NEW YORK (Jun. 30)
Israeli Prime Minister Yitzhak Rabin’s recent statement that Yasser Arafat can pray in Jerusalem has been seconded by an umbrella group of American Jewish organizations.
Leaders of the National Jewish Community Relations Advisory Council wrote Rabin on Wednesday to “convey our support” for granting Arafat, the chairman of the Palestine Liberation Organization, “the same privileges to pray in Jerusalem as any other Muslim.”
In spite of Rabin’s proclamation, Arafat did not seem poised to make the pilgrimage during his first visit to Gaza, scheduled to begin on Friday.
The letter from Lynn Lyss and Lawrence Rubin, NJCRAC’s chair and executive vice chairman respectively, is significant because it comes at a time when American Jewry’s support for an undivided Jerusalem threatens to conflict with its traditional support for the elected government of Israel.
Jerusalem Mayor Ehud Olmert of the opposition Likud Party clearly believes the future of his city and the policies of Rabin’s Labor government are at odds.

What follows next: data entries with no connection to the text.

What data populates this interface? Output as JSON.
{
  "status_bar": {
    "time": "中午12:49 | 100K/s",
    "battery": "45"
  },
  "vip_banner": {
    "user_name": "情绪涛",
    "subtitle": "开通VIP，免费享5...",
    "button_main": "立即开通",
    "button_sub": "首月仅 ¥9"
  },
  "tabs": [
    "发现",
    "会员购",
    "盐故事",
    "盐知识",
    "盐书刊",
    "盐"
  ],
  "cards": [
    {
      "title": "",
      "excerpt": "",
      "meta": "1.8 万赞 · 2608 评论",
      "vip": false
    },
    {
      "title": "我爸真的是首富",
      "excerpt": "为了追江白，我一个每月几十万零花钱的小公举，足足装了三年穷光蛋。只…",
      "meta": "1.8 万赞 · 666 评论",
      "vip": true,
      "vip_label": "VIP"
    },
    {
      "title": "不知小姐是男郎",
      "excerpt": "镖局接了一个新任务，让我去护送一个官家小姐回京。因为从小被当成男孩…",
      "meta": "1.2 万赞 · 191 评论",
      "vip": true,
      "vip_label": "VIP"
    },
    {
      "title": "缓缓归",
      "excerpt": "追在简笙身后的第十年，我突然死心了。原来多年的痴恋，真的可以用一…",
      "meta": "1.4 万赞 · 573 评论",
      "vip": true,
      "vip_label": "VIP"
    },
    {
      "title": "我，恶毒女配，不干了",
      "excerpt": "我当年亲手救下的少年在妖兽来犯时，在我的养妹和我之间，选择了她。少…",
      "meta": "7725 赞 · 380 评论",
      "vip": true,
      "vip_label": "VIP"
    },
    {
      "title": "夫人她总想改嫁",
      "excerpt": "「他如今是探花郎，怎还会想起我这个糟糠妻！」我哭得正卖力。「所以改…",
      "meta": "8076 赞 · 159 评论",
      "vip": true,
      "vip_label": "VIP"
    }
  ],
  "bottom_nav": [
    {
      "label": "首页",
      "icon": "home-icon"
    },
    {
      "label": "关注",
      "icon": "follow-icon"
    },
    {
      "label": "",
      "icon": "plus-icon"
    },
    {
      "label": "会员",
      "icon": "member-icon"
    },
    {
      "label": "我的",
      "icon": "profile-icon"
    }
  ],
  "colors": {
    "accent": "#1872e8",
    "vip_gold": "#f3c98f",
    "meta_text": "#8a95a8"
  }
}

Earlier this week Olmert pledged massive demonstrations to foil any Arafat visit, which he says would jeopardize the city’s status.
And he promised to bring in Diaspora demonstrators to join him, saying that he had already booked a jumbo jet from Canada for this purpose.
This call was greeted with some support by some American Jewish groups.
Malcolm Hoenlein, chairman of the Conference of Presidents of Major American Jewish Organizations, said his organization had not been approached about joining the demonstrations, and declined to take a stand on the invitation.
Explaining the purpose of the NJCRAC letter at this time, Martin Raffel, director of NJCRAC’s Israel Task Force, said, “I’m sure there will be vocal opposition to Arafat’s coming to Jerusalem among certain segments of the American Jewish community, but we didn’t want that opposition to be interpreted as representing a majority of the American Jewish community.”
Lyss and Rubin of NJCRAC, in their letter, noted that their group, comprised of 13 national and 117 community Jewish agencies, had earlier in June adopted a statement emphasizing the commitment of world Jewry “to maintain the city of Jerusalem as the eternal undivided capital of Israel.”
But they said they agreed with Rabin that an attempt to bar Arafat would be inconsistent with his government’s efforts to normalize relations with the Palestinians, and would contradict “Israel’s exemplary record of maintaining open and unfettered access to the holy sites of all faiths.”
Instead, they wrote, the most appropriate response to Arafat and anyone else questioning the status of Jerusalem would be to “increase our efforts to educate American policy makers and the public about the unique status of Jerusalem in the life of Israel and world Jewry.”